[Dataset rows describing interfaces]
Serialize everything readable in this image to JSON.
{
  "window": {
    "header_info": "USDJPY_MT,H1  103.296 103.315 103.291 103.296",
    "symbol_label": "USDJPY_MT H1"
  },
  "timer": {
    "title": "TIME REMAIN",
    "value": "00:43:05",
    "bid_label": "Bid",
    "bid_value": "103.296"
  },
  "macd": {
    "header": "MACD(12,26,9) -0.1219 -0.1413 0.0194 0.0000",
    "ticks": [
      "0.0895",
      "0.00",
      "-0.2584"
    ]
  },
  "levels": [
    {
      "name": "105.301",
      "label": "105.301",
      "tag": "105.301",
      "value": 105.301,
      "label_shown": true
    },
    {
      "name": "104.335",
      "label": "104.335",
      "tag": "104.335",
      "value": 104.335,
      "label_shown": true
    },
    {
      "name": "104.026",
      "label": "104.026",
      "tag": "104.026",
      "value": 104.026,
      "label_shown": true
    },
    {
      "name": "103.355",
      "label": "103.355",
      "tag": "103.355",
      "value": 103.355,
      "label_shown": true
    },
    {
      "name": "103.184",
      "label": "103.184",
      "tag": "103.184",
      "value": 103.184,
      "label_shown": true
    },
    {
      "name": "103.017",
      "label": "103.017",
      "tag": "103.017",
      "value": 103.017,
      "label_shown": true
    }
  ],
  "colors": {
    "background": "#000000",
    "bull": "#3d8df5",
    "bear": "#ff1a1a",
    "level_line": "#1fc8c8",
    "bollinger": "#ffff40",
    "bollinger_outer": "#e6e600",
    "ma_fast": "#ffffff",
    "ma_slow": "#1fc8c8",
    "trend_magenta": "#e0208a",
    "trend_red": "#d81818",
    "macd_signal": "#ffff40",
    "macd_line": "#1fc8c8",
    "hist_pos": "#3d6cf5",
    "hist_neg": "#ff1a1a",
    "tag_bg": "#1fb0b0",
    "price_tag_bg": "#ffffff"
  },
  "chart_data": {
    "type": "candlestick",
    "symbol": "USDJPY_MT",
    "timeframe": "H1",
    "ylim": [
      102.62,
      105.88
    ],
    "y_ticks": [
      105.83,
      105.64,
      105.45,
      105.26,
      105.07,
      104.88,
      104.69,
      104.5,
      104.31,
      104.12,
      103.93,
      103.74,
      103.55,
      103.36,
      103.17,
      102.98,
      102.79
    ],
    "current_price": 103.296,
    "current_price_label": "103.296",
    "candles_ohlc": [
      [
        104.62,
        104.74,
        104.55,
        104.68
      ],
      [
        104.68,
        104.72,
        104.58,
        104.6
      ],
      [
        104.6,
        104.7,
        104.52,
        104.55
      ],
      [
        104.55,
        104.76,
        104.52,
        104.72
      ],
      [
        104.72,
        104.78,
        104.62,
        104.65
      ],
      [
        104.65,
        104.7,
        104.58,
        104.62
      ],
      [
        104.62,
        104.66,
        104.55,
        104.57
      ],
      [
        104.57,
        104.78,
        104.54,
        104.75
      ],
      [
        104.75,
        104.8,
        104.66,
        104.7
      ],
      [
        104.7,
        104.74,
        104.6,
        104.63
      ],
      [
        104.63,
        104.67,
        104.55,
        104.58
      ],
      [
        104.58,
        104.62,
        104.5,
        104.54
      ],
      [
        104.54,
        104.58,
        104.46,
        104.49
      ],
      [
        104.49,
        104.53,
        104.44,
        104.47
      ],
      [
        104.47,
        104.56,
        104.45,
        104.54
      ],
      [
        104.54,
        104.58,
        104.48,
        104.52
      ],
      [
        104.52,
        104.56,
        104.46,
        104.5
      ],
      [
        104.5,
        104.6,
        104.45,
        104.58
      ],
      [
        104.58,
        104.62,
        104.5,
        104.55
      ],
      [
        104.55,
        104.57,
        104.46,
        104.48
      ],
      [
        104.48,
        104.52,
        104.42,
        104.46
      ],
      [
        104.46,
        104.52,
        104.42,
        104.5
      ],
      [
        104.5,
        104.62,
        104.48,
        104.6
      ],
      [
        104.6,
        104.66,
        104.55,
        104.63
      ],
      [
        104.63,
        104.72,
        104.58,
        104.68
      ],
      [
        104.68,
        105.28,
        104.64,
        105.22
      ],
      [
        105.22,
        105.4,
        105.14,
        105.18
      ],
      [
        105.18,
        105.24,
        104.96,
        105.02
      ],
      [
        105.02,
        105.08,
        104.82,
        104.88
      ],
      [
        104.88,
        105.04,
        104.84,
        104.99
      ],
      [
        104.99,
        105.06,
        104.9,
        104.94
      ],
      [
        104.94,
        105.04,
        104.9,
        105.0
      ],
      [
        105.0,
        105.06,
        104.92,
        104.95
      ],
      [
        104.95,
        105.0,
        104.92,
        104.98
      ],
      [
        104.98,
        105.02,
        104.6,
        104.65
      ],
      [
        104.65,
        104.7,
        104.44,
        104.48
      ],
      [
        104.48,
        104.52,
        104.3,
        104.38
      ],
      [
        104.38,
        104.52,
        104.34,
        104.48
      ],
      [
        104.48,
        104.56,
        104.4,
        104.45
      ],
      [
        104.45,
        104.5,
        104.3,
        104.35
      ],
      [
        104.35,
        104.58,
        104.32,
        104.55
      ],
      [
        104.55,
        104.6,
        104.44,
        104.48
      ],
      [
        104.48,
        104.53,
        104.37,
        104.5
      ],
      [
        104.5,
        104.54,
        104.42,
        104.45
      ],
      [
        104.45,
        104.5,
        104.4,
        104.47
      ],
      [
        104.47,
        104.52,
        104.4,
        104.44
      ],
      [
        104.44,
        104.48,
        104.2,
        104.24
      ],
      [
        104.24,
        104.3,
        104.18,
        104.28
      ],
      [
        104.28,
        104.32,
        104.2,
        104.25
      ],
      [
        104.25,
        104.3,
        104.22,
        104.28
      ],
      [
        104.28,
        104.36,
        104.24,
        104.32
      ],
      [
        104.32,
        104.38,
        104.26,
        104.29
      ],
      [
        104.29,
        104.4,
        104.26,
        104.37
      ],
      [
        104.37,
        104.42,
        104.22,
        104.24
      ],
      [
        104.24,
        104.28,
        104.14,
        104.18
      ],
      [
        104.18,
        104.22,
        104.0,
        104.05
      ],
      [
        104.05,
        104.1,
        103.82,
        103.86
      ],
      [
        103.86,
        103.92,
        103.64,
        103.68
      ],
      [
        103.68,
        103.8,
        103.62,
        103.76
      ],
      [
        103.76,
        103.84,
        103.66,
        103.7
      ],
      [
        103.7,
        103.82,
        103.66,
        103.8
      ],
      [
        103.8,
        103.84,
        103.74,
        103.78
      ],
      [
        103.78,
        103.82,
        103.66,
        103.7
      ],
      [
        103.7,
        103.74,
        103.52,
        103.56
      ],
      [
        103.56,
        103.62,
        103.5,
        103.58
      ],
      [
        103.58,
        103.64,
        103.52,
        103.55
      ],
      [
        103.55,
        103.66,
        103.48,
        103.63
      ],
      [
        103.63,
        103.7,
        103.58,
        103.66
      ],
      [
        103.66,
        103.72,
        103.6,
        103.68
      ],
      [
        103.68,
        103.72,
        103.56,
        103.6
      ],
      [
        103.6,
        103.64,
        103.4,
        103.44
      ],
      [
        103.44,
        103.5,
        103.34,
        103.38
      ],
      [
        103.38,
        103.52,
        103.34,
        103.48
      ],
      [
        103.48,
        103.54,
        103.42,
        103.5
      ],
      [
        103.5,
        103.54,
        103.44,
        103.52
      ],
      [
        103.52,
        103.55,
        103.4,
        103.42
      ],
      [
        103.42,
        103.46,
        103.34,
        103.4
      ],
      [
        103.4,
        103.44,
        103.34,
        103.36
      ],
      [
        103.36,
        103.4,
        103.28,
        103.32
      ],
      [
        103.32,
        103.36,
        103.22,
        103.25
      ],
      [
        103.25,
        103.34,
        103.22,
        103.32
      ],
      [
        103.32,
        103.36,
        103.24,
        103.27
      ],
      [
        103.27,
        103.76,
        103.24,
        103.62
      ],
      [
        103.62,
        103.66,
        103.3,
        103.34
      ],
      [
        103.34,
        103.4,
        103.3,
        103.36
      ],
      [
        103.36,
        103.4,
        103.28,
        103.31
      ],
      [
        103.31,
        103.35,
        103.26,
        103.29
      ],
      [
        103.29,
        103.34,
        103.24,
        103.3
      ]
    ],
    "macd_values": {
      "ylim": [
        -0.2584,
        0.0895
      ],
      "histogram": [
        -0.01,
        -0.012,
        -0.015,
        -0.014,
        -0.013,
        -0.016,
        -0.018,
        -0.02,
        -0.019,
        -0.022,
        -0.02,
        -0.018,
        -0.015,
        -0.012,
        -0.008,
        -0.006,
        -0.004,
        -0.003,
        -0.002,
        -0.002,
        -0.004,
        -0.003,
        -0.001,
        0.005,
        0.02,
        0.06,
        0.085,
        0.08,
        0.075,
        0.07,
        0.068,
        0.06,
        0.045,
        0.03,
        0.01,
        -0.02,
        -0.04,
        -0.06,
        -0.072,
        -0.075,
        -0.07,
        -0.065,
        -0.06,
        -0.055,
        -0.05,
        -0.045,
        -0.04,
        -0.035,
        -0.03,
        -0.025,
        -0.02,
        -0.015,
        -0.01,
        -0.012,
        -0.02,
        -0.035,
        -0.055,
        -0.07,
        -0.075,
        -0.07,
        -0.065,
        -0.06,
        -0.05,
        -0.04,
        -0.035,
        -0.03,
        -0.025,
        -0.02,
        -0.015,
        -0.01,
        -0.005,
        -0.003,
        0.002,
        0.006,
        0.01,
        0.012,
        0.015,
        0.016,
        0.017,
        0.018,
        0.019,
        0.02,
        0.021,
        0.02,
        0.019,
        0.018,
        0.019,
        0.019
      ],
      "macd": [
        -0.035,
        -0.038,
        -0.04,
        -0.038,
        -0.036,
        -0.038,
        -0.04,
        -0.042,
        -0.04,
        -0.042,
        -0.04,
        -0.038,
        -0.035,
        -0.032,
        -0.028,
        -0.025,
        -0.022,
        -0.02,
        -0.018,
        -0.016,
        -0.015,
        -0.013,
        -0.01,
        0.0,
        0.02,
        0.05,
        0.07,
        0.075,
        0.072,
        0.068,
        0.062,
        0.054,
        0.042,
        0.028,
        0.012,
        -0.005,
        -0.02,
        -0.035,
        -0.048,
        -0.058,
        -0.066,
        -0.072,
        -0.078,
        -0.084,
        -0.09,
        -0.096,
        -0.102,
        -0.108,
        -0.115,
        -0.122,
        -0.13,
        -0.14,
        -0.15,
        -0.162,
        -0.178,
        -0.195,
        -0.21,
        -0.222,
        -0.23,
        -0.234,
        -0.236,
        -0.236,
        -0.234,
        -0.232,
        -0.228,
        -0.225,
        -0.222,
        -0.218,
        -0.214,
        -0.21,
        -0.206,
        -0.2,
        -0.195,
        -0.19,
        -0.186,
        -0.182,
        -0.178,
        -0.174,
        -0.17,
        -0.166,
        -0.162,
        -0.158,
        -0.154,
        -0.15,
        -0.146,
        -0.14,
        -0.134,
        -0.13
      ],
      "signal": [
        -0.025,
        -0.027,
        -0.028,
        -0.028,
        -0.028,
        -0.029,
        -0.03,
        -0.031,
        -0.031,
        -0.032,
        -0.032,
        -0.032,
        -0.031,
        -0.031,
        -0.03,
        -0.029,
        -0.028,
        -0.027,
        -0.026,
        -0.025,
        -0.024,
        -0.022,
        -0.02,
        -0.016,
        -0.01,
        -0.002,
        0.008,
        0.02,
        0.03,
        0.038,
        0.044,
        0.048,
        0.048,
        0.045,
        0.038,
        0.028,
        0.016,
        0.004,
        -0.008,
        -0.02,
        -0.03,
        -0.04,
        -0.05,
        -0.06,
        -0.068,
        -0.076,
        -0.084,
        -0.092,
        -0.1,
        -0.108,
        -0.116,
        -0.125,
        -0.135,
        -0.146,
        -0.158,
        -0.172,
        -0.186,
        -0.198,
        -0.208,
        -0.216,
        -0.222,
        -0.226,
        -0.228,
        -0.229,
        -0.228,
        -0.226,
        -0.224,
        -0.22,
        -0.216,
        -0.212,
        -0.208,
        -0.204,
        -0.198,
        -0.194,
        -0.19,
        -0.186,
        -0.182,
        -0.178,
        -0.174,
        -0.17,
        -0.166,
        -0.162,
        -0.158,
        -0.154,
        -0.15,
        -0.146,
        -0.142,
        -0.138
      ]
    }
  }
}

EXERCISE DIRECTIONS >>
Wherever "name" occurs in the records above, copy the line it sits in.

PROBLEM SOLUTION >>
      "name": "105.301",
      "name": "104.335",
      "name": "104.026",
      "name": "103.355",
      "name": "103.184",
      "name": "103.017",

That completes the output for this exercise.